I told this story before……we needed a keyboard part for the album and we needed a keyboard player. We recorded some of it at Sonic Youth studio in Hoboken. We recorded all the music there. And Joe said no problem. He plugged his bass into his laptop and played the piano parts on his bass. That’s how cool he is.
I love all these guys. And when we played live, we all looked at each other after ward and said, “WOW! We have to do this again!” It’s just hard because we are all older and have a lot of different projects going on. Gary’s all over the world every week. Steve is touring with Thurston. Thurston came to the show. It was so amazing to see him there. Also there was Mark C. of Live Skull and Bob Bert, the original drummer from Sonic Youth.
KR: What’s your favorite song on Plum Plum?
KR: There you go! Very good. Arkansas Is Burning is my favorite song on the record. A real protest song. It documents what’s happening right now in America even though I wrote it two years ago. I also like Leave Your Light On For Me In Heaven that I wrote for Dolly Parton that I hope she will record. That’ a possibility. That I wrote with Andrew W K for a Broadway musical.
TL: Are there any plans to do a tour, even a mini one?
KR: I doubt it. Unless we can do a few dates in Europe opening for someone. I would love to play London with Thurston over there. I would love to play Amsterdam and Hanover, Germany. I would like to play all those places. Our scheduling would be a serious issue. These are all professional musicians who make money at their craft. That’s what they do. I am a tour guide and they are professional musicians.
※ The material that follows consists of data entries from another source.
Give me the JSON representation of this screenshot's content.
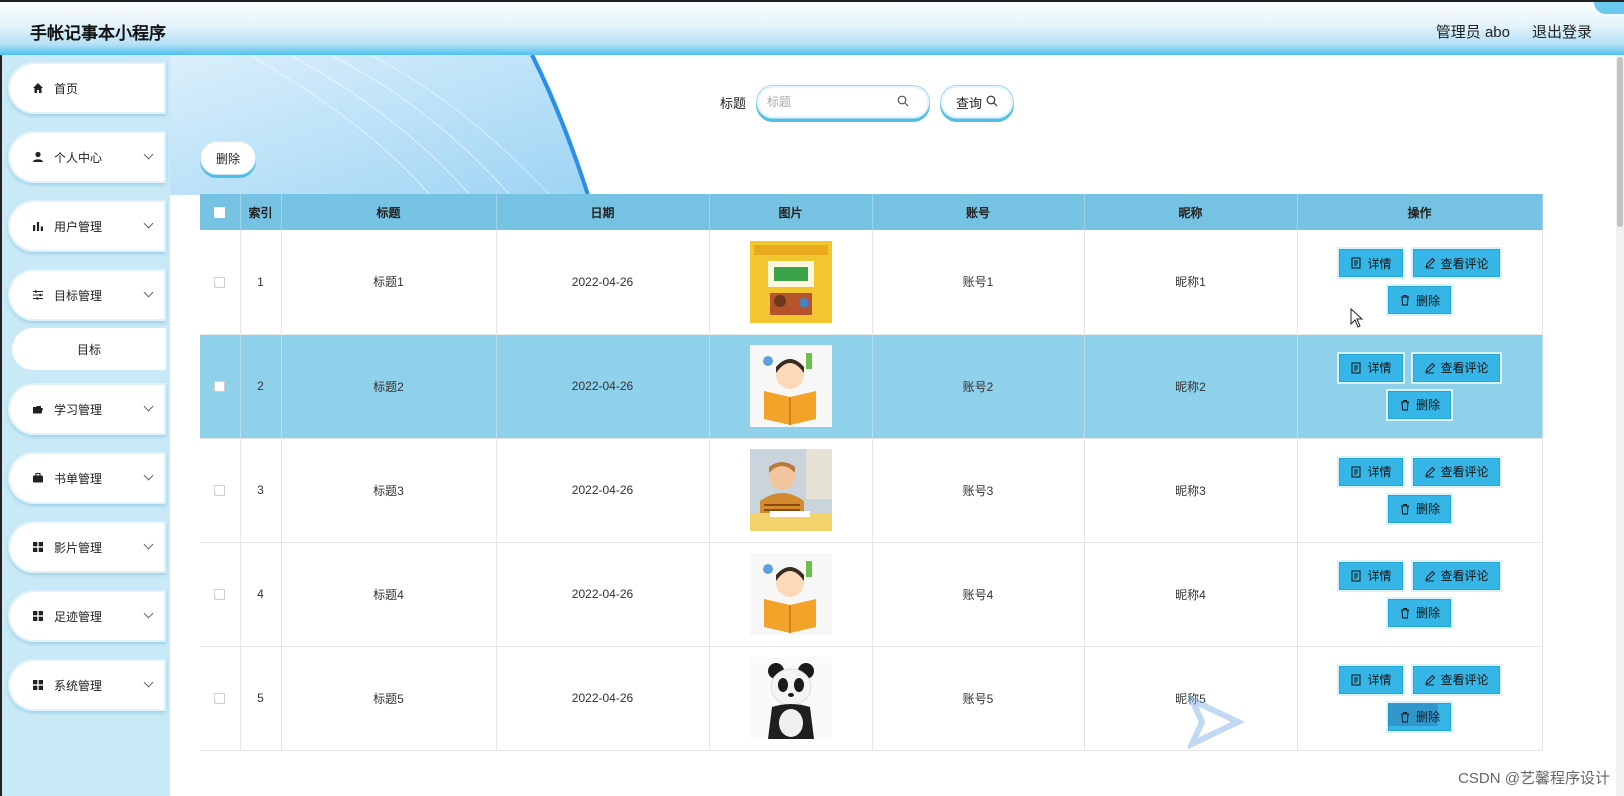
{
  "app": {
    "title": "手帐记事本小程序"
  },
  "header": {
    "user": "管理员 abo",
    "logout": "退出登录"
  },
  "sidebar": {
    "items": [
      {
        "label": "首页",
        "icon": "home-icon",
        "expandable": false
      },
      {
        "label": "个人中心",
        "icon": "user-icon",
        "expandable": true
      },
      {
        "label": "用户管理",
        "icon": "bar-chart-icon",
        "expandable": true
      },
      {
        "label": "目标管理",
        "icon": "sliders-icon",
        "expandable": true
      },
      {
        "label": "学习管理",
        "icon": "folder-open-icon",
        "expandable": true
      },
      {
        "label": "书单管理",
        "icon": "briefcase-icon",
        "expandable": true
      },
      {
        "label": "影片管理",
        "icon": "grid-icon",
        "expandable": true
      },
      {
        "label": "足迹管理",
        "icon": "grid-icon",
        "expandable": true
      },
      {
        "label": "系统管理",
        "icon": "grid-icon",
        "expandable": true
      }
    ],
    "sub_item": "目标"
  },
  "search": {
    "label": "标题",
    "placeholder": "标题",
    "value": "",
    "button": "查询"
  },
  "toolbar": {
    "delete_label": "删除"
  },
  "table": {
    "columns": [
      "",
      "索引",
      "标题",
      "日期",
      "图片",
      "账号",
      "昵称",
      "操作"
    ],
    "actions": {
      "detail": "详情",
      "comments": "查看评论",
      "delete": "删除"
    },
    "rows": [
      {
        "index": "1",
        "title": "标题1",
        "date": "2022-04-26",
        "image": "book-cover-image",
        "account": "账号1",
        "nickname": "昵称1"
      },
      {
        "index": "2",
        "title": "标题2",
        "date": "2022-04-26",
        "image": "child-reading-illustration",
        "account": "账号2",
        "nickname": "昵称2"
      },
      {
        "index": "3",
        "title": "标题3",
        "date": "2022-04-26",
        "image": "boy-studying-photo",
        "account": "账号3",
        "nickname": "昵称3"
      },
      {
        "index": "4",
        "title": "标题4",
        "date": "2022-04-26",
        "image": "child-reading-illustration",
        "account": "账号4",
        "nickname": "昵称4"
      },
      {
        "index": "5",
        "title": "标题5",
        "date": "2022-04-26",
        "image": "panda-photo",
        "account": "账号5",
        "nickname": "昵称5"
      }
    ]
  },
  "watermark": "CSDN @艺馨程序设计"
}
It’s hard to get them all in one room at the same time because they are all sought after and in such high demand.
TL: So before we wrap it up, tell people how they can get your fine album Plum Plum and find out about you.
KR: You can buy the album at all the outlets: Apple, Amazon, Bandcamp, etc. I am still in the process of putting my website together.
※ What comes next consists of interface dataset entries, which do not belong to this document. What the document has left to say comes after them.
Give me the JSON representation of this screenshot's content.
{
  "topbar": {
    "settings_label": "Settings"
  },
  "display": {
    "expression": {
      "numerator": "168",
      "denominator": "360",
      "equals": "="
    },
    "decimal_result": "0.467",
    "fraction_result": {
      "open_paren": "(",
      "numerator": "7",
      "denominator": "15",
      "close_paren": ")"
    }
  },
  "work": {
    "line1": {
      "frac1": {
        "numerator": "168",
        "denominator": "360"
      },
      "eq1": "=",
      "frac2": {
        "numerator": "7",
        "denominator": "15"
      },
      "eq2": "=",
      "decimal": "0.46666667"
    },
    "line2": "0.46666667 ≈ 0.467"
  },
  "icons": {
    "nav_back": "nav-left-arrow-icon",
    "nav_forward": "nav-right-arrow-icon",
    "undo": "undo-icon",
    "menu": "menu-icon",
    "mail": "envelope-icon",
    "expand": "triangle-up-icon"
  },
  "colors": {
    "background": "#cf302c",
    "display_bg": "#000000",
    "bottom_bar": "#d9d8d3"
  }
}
TL: Kim, I want to thank you for taking the time to talk to me and I wish you nothing but success in your future projects.